I took a deep breath and thought before speaking. It was a good question. I had worked for Peter Duncan for some time now. Everything was going well. I had taken the transfer and the chance that a good job would lead to a better career. Was the job what I thought it would be? No, not really. I was still an Executive Assistant but to be fair, Duncan trusted me with a lot more than typing and filing. A lot more. However, no matter how much of a whiz I was, interaction with Duncan was the job. My fate wasn't attached to the tasks, it was attached to Duncan, giving me a vague, uneasy feeling that I was there at his behest. This was something I hadn't counted on. And I hadn't thought to ask.
I had hesitated too long. "Good. It's good."
"Are you sleeping with him yet?"
"Are you attracted yet?"
I didn't answer.
We caught sight of the silver haired bullet steping on toes for yet another trip to the salad bar.
"Is it me or does her purse look bigger?" Carrie asked.
"I don't know. Look, what's with you and Scott?"
"What could be with us? We're married. Nothing happens after that. That's what they don't tell you. You sit around watching reality television asking stupid questions like chicken or fish for dinner and how was your day. Even my mother is calling me. She wants to see me."
I let Carrie get it out of her system. It was tough mourning one's lost youth, the demise of one's rebel without a cause-ness.
My mother came over to the table. She gave Carrie a kiss and then settled next to me, giving me a squeeze.
"I'm so glad you're here Joanie," she said.
I hugged her back and kissed her temple. I wasn't ashamed to admit it. I missed my mommy.
We all three watched as the little geriatric hammer, still clutching her purse, shoved her way through the crowd for another salad run.
"Mrs. B, you're going to need an ambulette if someone doesn't stop her. She's eating her body weight."
My mother sighed. "I know. We've tried to get her under control. She's such a beast. And no one wants to sit next to her. Everyone says she smells like fish."
At that moment, we watched a guest back into the tiny wizened terror. She teetered for a moment under the weight of her sagging plate. Then her purse flew open and a cascade of cold shrimp tumbled out onto the floor.
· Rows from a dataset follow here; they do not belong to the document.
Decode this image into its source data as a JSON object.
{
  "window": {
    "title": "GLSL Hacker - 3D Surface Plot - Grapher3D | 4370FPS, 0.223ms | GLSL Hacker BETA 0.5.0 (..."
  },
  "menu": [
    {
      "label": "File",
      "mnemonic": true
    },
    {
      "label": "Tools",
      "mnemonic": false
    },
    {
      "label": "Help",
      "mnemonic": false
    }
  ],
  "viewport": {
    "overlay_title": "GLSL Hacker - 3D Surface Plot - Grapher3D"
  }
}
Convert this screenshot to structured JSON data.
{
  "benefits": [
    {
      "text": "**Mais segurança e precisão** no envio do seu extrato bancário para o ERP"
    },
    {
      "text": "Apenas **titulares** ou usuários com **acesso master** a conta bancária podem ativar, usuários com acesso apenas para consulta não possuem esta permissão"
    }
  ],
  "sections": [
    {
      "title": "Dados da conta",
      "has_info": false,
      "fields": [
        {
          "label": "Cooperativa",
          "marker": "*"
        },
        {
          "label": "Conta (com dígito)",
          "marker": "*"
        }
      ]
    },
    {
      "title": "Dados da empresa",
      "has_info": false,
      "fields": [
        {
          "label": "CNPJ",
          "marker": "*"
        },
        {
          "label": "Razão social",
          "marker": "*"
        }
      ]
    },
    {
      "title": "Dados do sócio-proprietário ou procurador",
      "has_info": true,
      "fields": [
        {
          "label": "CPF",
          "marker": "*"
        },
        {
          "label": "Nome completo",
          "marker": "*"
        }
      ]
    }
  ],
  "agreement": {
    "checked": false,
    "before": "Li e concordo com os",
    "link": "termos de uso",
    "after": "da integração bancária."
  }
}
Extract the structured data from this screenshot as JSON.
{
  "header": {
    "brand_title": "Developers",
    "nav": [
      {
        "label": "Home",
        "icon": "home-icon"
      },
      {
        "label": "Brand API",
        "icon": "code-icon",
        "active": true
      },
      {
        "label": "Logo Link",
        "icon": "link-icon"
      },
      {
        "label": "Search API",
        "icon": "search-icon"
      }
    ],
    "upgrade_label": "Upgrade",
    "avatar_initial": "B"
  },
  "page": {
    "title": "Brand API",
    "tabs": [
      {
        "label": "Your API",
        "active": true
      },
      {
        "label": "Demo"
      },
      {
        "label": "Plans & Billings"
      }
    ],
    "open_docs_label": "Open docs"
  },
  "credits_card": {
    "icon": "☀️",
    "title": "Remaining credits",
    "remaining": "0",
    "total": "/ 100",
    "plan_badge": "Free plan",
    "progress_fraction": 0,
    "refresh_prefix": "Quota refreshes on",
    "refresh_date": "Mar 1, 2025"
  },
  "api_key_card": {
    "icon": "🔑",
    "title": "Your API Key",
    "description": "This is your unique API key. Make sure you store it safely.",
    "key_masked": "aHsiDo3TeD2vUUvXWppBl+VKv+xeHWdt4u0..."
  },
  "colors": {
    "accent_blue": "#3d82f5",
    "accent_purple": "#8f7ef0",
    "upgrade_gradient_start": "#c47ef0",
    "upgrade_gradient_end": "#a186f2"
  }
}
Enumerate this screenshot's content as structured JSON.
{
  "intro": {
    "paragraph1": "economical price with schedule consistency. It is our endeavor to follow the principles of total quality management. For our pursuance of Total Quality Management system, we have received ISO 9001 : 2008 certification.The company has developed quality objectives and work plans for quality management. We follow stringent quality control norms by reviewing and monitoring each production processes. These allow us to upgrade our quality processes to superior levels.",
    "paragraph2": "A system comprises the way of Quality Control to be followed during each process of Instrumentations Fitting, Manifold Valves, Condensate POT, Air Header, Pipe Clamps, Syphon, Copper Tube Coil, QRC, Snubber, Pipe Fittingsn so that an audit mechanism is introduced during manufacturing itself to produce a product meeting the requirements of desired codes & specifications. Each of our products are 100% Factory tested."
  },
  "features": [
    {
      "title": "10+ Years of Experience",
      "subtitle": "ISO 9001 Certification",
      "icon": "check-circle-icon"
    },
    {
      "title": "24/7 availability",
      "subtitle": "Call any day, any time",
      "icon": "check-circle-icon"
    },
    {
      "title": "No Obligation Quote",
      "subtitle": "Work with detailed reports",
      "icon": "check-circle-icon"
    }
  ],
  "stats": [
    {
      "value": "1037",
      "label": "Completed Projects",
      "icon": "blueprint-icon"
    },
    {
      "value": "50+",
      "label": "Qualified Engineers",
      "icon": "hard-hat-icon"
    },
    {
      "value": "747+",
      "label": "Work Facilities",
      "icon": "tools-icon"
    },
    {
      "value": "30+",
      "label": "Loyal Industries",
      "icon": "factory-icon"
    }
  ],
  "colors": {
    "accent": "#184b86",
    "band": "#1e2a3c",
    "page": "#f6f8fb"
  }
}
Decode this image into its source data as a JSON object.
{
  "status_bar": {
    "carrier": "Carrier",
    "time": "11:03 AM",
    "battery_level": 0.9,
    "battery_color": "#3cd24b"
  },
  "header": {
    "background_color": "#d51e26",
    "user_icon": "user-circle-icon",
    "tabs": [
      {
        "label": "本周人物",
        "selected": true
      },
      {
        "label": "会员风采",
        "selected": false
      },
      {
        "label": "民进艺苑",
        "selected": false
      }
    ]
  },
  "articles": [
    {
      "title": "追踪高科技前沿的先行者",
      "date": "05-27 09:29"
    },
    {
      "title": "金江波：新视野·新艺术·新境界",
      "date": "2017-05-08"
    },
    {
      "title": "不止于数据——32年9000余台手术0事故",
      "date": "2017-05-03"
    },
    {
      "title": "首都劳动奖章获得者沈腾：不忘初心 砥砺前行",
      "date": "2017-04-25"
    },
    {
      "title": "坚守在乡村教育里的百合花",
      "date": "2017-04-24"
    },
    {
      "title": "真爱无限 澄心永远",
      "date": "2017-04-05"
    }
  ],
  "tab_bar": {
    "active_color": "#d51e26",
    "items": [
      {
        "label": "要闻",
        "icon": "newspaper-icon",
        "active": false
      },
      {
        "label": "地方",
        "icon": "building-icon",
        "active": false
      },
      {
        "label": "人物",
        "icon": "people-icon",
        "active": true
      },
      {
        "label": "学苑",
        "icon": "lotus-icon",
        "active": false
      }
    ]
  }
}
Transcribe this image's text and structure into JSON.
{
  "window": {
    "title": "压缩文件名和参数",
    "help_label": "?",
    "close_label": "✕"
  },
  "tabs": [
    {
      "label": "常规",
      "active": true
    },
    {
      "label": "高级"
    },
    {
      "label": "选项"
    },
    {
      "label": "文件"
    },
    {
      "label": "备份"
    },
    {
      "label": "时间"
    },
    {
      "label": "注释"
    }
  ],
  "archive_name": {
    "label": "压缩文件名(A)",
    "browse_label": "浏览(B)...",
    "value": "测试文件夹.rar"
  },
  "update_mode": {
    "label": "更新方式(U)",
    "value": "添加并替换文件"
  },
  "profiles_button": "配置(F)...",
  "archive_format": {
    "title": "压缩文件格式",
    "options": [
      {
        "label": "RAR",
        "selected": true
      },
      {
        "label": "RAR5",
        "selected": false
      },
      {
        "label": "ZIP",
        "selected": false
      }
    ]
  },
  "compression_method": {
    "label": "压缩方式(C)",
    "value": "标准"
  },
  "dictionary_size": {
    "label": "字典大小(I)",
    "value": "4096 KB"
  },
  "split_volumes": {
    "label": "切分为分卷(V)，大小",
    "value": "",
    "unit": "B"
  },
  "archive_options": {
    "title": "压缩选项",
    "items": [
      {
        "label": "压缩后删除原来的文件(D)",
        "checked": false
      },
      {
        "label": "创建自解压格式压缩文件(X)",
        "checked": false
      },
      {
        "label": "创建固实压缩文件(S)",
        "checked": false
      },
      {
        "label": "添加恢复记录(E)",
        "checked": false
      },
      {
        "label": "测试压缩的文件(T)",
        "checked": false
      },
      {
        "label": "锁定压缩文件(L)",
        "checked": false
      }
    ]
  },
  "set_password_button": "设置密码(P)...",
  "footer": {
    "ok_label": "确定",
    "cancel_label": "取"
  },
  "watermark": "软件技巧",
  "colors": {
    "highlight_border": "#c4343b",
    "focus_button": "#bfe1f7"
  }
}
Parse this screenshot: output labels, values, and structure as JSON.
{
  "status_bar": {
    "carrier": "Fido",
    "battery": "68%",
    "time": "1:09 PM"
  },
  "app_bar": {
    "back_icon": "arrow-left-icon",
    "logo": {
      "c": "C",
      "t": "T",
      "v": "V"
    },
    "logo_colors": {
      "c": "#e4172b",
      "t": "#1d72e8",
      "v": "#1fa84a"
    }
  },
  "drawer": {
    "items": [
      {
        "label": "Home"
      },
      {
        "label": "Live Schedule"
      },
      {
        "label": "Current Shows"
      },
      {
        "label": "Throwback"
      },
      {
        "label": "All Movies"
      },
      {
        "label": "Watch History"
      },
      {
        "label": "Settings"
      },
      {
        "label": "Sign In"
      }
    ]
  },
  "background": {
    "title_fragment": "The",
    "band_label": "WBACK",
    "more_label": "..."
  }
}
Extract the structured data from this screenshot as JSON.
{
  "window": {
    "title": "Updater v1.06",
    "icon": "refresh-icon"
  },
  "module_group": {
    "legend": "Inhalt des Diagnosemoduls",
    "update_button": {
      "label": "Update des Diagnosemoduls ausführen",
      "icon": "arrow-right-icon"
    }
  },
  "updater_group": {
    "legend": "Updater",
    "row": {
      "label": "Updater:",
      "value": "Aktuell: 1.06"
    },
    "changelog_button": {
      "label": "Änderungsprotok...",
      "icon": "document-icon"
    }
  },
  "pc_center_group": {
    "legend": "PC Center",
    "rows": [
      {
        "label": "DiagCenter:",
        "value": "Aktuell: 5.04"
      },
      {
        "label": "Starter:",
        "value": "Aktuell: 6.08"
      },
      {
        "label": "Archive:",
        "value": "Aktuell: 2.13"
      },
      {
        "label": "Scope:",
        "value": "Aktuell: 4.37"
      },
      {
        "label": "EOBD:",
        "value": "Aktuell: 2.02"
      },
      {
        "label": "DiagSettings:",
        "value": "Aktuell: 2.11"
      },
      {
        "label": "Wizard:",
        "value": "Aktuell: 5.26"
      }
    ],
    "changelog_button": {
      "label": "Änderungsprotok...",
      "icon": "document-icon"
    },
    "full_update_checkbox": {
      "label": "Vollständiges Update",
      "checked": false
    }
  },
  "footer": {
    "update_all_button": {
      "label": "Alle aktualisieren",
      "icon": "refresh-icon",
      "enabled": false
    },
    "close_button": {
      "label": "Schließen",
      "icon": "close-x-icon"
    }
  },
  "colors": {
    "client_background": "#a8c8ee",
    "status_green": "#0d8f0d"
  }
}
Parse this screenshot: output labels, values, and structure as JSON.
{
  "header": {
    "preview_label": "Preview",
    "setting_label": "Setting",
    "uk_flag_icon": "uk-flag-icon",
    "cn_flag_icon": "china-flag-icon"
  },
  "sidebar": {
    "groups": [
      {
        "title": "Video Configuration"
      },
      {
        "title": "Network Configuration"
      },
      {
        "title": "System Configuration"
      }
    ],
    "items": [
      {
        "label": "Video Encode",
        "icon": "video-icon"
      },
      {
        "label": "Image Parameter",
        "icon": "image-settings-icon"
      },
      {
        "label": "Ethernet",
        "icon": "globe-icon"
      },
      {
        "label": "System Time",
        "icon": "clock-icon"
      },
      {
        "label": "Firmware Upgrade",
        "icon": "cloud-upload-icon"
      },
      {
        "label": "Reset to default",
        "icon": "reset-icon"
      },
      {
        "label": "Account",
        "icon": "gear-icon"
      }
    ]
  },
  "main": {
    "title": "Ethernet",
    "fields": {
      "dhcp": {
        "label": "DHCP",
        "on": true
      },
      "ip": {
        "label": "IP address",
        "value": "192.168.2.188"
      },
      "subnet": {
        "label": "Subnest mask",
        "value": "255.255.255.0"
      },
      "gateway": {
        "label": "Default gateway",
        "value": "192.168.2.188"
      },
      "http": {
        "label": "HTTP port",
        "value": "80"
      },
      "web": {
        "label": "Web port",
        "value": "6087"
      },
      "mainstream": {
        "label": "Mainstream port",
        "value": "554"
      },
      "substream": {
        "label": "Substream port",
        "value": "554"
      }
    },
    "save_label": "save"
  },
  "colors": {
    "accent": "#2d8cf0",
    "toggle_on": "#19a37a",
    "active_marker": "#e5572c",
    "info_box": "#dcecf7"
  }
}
"Oh my," my mother said.
Next week: How To Attend Your Mother's Wedding - Part Three